### What the task requires
Where the lines below hold images, skip those and copy every word exactly.

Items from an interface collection
■ ■ ■ ■
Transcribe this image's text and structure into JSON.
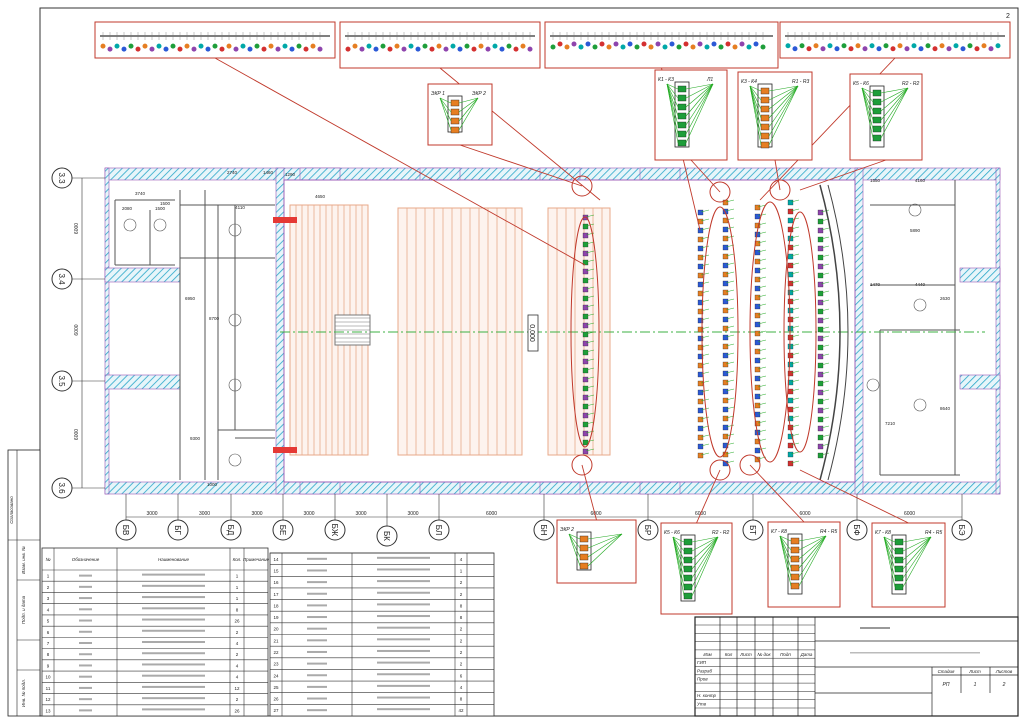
{
  "sheet_number": "2",
  "elevation_mark": "0,000",
  "axes_rows": [
    "3.3",
    "3.4",
    "3.5",
    "3.6"
  ],
  "axes_columns": [
    "БВ",
    "БГ",
    "БД",
    "БЕ",
    "БЖ",
    "БК",
    "БЛ",
    "БН",
    "БР",
    "БТ",
    "БФ",
    "БЭ"
  ],
  "column_dimensions": [
    "3000",
    "3000",
    "3000",
    "3000",
    "3000",
    "3000",
    "6000",
    "6000",
    "6000",
    "6000",
    "6000"
  ],
  "row_dimensions": [
    "6000",
    "6000",
    "6000"
  ],
  "left_rooms_dimensions": [
    "2740",
    "1460",
    "1290",
    "3740",
    "2080",
    "1500",
    "1500",
    "4110",
    "8700",
    "6950",
    "9300",
    "1000",
    "4650"
  ],
  "right_rooms_dimensions": [
    "1550",
    "4160",
    "5890",
    "1470",
    "4440",
    "7210",
    "8640",
    "2630"
  ],
  "callout_labels": [
    "К1 - К3",
    "Л1",
    "К3 - К4",
    "R1 - R3",
    "К5 - К6",
    "R2 - R2",
    "К7 - К8",
    "R4 - R5",
    "ЭКР 1",
    "ЭКР 2"
  ],
  "stamp": {
    "approved": "Согласовано",
    "replace_inv": "Взам. инв. №",
    "sign_date": "Подп. и дата",
    "inv_orig": "Инв. № подл."
  },
  "spec_table_left": {
    "headers": [
      "№",
      "Обозначение",
      "Наименование",
      "Кол.",
      "Примечание"
    ],
    "rows": [
      {
        "n": "1",
        "qty": "1"
      },
      {
        "n": "2",
        "qty": "1"
      },
      {
        "n": "3",
        "qty": "1"
      },
      {
        "n": "4",
        "qty": "8"
      },
      {
        "n": "5",
        "qty": "26"
      },
      {
        "n": "6",
        "qty": "2"
      },
      {
        "n": "7",
        "qty": "4"
      },
      {
        "n": "8",
        "qty": "2"
      },
      {
        "n": "9",
        "qty": "4"
      },
      {
        "n": "10",
        "qty": "4"
      },
      {
        "n": "11",
        "qty": "12"
      },
      {
        "n": "12",
        "qty": "2"
      },
      {
        "n": "13",
        "qty": "26"
      }
    ]
  },
  "spec_table_right": {
    "rows": [
      {
        "n": "14",
        "qty": "4"
      },
      {
        "n": "15",
        "qty": "1"
      },
      {
        "n": "16",
        "qty": "2"
      },
      {
        "n": "17",
        "qty": "2"
      },
      {
        "n": "18",
        "qty": "8"
      },
      {
        "n": "19",
        "qty": "8"
      },
      {
        "n": "20",
        "qty": "2"
      },
      {
        "n": "21",
        "qty": "2"
      },
      {
        "n": "22",
        "qty": "2"
      },
      {
        "n": "23",
        "qty": "2"
      },
      {
        "n": "24",
        "qty": "6"
      },
      {
        "n": "25",
        "qty": "4"
      },
      {
        "n": "26",
        "qty": "8"
      },
      {
        "n": "27",
        "qty": "42"
      }
    ]
  },
  "title_block": {
    "cols": [
      "Изм",
      "Кол",
      "Лист",
      "№ док",
      "Подп",
      "Дата"
    ],
    "roles": [
      "ГИП",
      "Разраб",
      "Пров",
      "",
      "Н. контр",
      "Утв"
    ],
    "stage_label": "Стадия",
    "sheet_label": "Лист",
    "sheets_label": "Листов",
    "stage": "РП",
    "sheet": "1",
    "sheets": "2"
  },
  "colors": {
    "wall_hatch": "#2aa7c9",
    "callout_frame": "#c0392b",
    "risers": "#e8a98a",
    "axis_line": "#3cb043",
    "outline": "#9b59b6"
  }
}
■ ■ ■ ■
### Your response
Transcribe this image's text and structure into JSON.
{
  "sheet_number": "2",
  "elevation_mark": "0,000",
  "axes_rows": [
    "3.3",
    "3.4",
    "3.5",
    "3.6"
  ],
  "axes_columns": [
    "БВ",
    "БГ",
    "БД",
    "БЕ",
    "БЖ",
    "БК",
    "БЛ",
    "БН",
    "БР",
    "БТ",
    "БФ",
    "БЭ"
  ],
  "column_dimensions": [
    "3000",
    "3000",
    "3000",
    "3000",
    "3000",
    "3000",
    "6000",
    "6000",
    "6000",
    "6000",
    "6000"
  ],
  "row_dimensions": [
    "6000",
    "6000",
    "6000"
  ],
  "left_rooms_dimensions": [
    "2740",
    "1460",
    "1290",
    "3740",
    "2080",
    "1500",
    "1500",
    "4110",
    "8700",
    "6950",
    "9300",
    "1000",
    "4650"
  ],
  "right_rooms_dimensions": [
    "1550",
    "4160",
    "5890",
    "1470",
    "4440",
    "7210",
    "8640",
    "2630"
  ],
  "callout_labels": [
    "К1 - К3",
    "Л1",
    "К3 - К4",
    "R1 - R3",
    "К5 - К6",
    "R2 - R2",
    "К7 - К8",
    "R4 - R5",
    "ЭКР 1",
    "ЭКР 2"
  ],
  "stamp": {
    "approved": "Согласовано",
    "replace_inv": "Взам. инв. №",
    "sign_date": "Подп. и дата",
    "inv_orig": "Инв. № подл."
  },
  "spec_table_left": {
    "headers": [
      "№",
      "Обозначение",
      "Наименование",
      "Кол.",
      "Примечание"
    ],
    "rows": [
      {
        "n": "1",
        "qty": "1"
      },
      {
        "n": "2",
        "qty": "1"
      },
      {
        "n": "3",
        "qty": "1"
      },
      {
        "n": "4",
        "qty": "8"
      },
      {
        "n": "5",
        "qty": "26"
      },
      {
        "n": "6",
        "qty": "2"
      },
      {
        "n": "7",
        "qty": "4"
      },
      {
        "n": "8",
        "qty": "2"
      },
      {
        "n": "9",
        "qty": "4"
      },
      {
        "n": "10",
        "qty": "4"
      },
      {
        "n": "11",
        "qty": "12"
      },
      {
        "n": "12",
        "qty": "2"
      },
      {
        "n": "13",
        "qty": "26"
      }
    ]
  },
  "spec_table_right": {
    "rows": [
      {
        "n": "14",
        "qty": "4"
      },
      {
        "n": "15",
        "qty": "1"
      },
      {
        "n": "16",
        "qty": "2"
      },
      {
        "n": "17",
        "qty": "2"
      },
      {
        "n": "18",
        "qty": "8"
      },
      {
        "n": "19",
        "qty": "8"
      },
      {
        "n": "20",
        "qty": "2"
      },
      {
        "n": "21",
        "qty": "2"
      },
      {
        "n": "22",
        "qty": "2"
      },
      {
        "n": "23",
        "qty": "2"
      },
      {
        "n": "24",
        "qty": "6"
      },
      {
        "n": "25",
        "qty": "4"
      },
      {
        "n": "26",
        "qty": "8"
      },
      {
        "n": "27",
        "qty": "42"
      }
    ]
  },
  "title_block": {
    "cols": [
      "Изм",
      "Кол",
      "Лист",
      "№ док",
      "Подп",
      "Дата"
    ],
    "roles": [
      "ГИП",
      "Разраб",
      "Пров",
      "",
      "Н. контр",
      "Утв"
    ],
    "stage_label": "Стадия",
    "sheet_label": "Лист",
    "sheets_label": "Листов",
    "stage": "РП",
    "sheet": "1",
    "sheets": "2"
  },
  "colors": {
    "wall_hatch": "#2aa7c9",
    "callout_frame": "#c0392b",
    "risers": "#e8a98a",
    "axis_line": "#3cb043",
    "outline": "#9b59b6"
  }
}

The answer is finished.